About this exercise
Scan the records for the string "type"; copy each line where it occurs.

Element data from apps and pages:
====================
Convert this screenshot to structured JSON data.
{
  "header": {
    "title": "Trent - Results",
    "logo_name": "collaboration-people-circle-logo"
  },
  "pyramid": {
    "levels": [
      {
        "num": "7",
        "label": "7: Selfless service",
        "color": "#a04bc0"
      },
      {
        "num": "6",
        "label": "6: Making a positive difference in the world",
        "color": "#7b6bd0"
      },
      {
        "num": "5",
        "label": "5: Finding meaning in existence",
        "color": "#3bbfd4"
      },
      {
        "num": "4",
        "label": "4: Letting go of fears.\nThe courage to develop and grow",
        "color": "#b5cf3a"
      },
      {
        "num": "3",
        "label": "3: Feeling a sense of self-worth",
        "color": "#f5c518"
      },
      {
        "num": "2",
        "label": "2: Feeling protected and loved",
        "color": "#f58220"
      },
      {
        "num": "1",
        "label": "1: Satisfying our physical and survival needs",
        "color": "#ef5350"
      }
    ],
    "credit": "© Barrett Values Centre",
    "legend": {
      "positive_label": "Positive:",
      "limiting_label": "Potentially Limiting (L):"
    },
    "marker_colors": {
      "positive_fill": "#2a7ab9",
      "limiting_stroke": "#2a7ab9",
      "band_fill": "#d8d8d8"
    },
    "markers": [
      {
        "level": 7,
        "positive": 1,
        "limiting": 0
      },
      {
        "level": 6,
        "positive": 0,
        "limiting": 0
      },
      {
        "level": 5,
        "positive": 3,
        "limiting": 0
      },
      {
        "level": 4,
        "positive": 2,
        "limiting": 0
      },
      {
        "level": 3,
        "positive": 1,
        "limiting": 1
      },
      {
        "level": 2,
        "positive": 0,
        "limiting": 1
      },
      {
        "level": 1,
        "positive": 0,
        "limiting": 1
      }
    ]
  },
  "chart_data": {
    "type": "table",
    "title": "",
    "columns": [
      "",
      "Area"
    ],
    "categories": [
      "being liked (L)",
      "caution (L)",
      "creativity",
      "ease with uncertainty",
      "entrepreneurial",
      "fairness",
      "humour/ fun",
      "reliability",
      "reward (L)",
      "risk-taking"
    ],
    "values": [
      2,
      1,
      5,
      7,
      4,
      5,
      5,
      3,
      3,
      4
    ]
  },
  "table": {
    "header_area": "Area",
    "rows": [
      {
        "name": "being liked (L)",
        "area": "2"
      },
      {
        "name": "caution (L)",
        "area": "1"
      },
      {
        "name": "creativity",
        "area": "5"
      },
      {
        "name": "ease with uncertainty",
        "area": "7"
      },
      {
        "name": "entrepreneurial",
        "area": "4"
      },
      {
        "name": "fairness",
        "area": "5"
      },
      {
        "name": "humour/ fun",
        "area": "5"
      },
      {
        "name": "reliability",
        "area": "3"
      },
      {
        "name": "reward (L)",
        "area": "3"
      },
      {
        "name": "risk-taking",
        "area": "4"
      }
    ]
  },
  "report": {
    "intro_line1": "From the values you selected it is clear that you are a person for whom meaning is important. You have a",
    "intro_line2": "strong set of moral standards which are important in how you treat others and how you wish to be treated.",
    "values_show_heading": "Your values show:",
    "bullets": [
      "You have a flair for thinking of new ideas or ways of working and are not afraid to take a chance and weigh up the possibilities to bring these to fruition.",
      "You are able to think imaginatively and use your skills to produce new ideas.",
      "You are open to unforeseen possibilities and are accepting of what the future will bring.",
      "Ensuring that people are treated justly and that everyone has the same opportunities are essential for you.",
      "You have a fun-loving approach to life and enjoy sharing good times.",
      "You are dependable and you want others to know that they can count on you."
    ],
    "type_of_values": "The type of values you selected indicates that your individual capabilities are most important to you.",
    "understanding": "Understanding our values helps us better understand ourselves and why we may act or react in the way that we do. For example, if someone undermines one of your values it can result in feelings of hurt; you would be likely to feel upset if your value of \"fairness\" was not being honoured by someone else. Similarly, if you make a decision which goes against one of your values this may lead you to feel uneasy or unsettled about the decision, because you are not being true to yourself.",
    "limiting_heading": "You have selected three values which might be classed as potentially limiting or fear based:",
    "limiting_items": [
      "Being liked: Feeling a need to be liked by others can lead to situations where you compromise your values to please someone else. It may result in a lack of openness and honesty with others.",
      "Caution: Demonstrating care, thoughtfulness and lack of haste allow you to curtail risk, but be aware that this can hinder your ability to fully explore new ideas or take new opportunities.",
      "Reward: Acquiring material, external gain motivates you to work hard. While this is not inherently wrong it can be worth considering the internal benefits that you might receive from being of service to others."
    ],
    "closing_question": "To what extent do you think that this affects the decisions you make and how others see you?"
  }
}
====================
Problem solution
    "type": "table",
    "type_of_values": "The type of values you selected indicates that your individual capabilities are most important to you.",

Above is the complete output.